Even more esoterically, St Joseph is also prayed to especially by those seeking a new house. It is said that the future Cardinal Vaughan, when looking to by a property in Mill Hill, North London, for his new missionary institute from an owner reluctant to sell, buried a small statue of St Joseph in the garden. The owner changed his mind, and sold - and in thanksgiving, the Cardinal named his institute for the saint! Elizabeth, my PA, is looking for a new house at the moment, and I've promised yhere I'll pray especially to St Joseph today.

St Joseph's Chapel

For today's feast of St Joseph, we had the joy of celebrating in his chapel newly decorated with mosaics. The decoration was designed by Christopher Hobb, and the work interpreted in mosaic by the Mosaic Workshop of London. The posting below has a short clip of them in action. The decoration was only finished at the end of 2006. The apse mosaic is a fine depiction of the Holy Family, in a traditional Byzantine fashion, set on a gold background.

It was a particular joy to see the altar dressed with the cross and candles especially made for the chapel, but which we can rarely set out because of security fears. Above the altar is a tryptich with a central panel depicting St Joseph and the child Jesus.

The mosaic decoration of the vault is especially effective: the woven pattern recalls basket weaving or wicker-work, a reference to the workshop of St Joseph. You can also see above the battered galero (Cardinal's hat ) of Cardinal Hinsley, who died in 1942, and is buried in this chapel.

The western wall dispays a monumental depiction of a workshop, a powerful and splendid image. The design is perhaps clearer to see in Christopher Hobbs' preparatory drawing, below.

The depiction of the workshop recalls, of course, the workshop of St Joseph, but also has overtones of the crucifixion, of the creation of Westminster Cathedral (hence the plan in the background), and even of the creation of the world (the figure with the dividers in the middle recalls William Blake's image of God creating the world).
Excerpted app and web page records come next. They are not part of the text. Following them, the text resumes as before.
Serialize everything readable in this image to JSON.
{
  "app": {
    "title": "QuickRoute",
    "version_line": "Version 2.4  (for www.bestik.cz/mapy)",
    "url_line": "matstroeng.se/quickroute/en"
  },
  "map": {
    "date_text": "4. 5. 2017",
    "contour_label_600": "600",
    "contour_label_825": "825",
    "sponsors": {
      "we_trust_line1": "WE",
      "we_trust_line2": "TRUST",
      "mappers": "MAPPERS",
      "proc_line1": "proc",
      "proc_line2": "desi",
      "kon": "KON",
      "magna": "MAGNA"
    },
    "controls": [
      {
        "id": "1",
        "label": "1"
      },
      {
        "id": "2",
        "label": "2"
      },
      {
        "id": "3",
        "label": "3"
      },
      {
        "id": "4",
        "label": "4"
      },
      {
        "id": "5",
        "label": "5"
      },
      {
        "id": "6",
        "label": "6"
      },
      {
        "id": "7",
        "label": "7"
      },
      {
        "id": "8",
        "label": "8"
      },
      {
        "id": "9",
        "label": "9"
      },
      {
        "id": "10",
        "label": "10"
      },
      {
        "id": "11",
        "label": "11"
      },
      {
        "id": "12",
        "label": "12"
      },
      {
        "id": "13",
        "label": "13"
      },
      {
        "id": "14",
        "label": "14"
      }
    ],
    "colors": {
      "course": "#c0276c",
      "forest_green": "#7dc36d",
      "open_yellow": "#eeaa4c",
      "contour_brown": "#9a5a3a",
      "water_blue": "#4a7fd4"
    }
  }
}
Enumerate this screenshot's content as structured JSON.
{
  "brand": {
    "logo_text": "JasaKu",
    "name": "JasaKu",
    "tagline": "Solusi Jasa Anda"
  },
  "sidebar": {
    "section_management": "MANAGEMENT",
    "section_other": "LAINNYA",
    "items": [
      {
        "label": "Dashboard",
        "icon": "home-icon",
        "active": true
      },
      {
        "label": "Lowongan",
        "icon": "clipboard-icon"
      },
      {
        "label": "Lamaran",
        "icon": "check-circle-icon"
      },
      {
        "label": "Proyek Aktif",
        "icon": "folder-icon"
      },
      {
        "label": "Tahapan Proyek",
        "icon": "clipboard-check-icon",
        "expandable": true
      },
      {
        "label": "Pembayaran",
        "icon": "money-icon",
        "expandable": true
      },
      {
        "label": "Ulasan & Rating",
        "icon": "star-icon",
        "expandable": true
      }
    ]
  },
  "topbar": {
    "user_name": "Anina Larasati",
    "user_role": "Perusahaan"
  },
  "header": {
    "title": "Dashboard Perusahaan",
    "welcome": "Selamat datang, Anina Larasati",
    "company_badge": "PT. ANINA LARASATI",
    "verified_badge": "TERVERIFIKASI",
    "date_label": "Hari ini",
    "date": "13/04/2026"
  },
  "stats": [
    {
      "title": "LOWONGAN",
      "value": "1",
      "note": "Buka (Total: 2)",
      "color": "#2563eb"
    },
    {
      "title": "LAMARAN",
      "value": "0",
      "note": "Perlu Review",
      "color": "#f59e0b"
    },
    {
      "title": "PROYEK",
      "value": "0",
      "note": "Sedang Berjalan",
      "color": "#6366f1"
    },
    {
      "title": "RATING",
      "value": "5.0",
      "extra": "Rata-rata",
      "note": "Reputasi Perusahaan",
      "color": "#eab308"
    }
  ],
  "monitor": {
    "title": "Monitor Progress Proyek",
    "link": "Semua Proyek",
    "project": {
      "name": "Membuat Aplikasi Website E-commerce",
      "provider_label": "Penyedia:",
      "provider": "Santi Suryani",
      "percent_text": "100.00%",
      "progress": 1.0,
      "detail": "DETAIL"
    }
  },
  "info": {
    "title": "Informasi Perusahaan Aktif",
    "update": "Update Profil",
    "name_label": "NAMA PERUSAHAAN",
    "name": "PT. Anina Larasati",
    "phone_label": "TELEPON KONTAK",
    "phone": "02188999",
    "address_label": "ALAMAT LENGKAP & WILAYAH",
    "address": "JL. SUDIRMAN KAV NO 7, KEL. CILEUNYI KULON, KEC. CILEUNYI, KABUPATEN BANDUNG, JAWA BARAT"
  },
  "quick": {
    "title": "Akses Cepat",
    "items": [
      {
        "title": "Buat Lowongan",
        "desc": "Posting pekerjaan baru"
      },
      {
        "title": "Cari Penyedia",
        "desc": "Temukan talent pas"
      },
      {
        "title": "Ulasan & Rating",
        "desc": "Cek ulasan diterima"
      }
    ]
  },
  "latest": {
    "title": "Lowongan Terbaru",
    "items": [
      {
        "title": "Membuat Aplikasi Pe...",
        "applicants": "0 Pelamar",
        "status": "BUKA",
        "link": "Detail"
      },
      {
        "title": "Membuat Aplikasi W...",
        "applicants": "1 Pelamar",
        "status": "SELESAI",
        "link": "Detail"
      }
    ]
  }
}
The marble in the chapel is some of the finest in the Cathedral, and was completed in 1939. The great column in the middle is of fleur de peche marble. The smaller columns are of Algerian onyx, and the arcade above the columns a rare onyx from Canada.

The pavement, too deserves mention, following a Byzantine design and containing seven discs of green and red Egyptian porphyry. In the centre are four symbols of Christ - the Lamb, the Peacock (symbol of eternity), the Chi-Rho sign, or monogram, of Christ, and the fish. Followers of this blog will recall that it is in this chapel that the Crib stands at Christmas.